What you need to do ▸ For the entries below, state how many lines contain the word "true" and add nothing else.

Start of Data shown

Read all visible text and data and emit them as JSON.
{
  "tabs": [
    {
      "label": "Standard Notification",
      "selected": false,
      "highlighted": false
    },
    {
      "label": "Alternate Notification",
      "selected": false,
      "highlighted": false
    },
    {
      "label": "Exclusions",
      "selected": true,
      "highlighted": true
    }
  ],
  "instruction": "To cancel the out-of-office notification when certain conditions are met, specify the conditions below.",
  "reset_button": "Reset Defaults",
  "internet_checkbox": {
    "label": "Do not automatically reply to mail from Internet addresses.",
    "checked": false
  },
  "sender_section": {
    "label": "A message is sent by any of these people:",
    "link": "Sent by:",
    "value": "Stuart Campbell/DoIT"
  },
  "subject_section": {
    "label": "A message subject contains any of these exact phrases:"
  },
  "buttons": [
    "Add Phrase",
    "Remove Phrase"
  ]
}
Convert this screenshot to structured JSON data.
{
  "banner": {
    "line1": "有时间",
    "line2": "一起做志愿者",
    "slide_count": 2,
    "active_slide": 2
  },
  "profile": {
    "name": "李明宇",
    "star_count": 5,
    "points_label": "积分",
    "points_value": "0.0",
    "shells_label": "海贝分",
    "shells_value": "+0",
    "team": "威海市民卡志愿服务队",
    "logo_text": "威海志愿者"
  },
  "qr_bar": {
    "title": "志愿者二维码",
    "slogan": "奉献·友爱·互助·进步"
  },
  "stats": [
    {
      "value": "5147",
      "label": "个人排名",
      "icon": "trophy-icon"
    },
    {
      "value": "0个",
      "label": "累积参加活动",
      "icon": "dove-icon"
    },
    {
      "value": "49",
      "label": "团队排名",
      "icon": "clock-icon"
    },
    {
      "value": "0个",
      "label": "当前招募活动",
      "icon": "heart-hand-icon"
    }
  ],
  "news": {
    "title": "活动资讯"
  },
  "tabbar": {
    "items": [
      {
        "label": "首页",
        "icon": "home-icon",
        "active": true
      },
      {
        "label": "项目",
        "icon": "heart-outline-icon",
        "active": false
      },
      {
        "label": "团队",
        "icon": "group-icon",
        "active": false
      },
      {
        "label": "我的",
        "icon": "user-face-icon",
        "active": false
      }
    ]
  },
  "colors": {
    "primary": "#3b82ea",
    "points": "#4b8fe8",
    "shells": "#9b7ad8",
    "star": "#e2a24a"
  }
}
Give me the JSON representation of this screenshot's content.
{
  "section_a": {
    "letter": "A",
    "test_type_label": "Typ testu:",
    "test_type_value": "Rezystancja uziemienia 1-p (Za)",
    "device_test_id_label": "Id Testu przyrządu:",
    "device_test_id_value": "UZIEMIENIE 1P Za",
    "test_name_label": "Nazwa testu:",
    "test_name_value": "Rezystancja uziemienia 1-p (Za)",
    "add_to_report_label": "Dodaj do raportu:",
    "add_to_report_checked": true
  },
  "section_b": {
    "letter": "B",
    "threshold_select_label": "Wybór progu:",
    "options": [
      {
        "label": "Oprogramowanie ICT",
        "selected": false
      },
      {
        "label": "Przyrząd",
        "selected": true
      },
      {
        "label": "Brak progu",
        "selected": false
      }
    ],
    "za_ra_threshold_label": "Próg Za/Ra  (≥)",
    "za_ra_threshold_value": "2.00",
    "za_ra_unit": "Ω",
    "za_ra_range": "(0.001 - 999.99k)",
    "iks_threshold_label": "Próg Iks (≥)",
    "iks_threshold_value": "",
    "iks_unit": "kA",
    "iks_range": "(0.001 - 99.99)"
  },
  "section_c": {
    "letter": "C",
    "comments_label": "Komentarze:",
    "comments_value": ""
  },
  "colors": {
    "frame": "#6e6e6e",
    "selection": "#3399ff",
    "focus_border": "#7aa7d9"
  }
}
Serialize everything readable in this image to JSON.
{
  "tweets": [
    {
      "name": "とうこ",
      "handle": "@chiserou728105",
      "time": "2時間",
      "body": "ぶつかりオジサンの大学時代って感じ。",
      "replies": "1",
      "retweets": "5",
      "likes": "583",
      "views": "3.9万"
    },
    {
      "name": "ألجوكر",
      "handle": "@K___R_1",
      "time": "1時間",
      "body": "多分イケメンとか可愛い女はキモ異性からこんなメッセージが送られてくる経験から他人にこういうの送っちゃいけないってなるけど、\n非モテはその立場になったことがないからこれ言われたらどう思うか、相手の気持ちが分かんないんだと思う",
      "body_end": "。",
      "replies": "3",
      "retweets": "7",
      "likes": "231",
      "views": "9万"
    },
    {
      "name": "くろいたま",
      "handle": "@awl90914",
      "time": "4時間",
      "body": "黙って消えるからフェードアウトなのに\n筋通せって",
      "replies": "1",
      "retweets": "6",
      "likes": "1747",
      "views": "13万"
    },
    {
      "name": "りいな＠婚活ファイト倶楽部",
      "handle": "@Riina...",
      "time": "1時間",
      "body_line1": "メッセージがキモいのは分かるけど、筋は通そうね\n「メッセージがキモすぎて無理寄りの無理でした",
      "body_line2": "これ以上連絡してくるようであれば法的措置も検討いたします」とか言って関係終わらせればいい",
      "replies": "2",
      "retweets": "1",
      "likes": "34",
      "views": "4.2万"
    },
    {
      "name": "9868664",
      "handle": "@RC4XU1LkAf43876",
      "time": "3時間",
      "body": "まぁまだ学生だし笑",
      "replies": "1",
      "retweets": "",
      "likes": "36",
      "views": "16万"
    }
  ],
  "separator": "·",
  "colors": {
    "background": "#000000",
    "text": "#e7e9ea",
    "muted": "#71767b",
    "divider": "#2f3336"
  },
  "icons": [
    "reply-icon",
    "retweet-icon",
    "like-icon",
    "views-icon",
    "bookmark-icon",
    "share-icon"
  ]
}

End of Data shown

Your response ▸ 5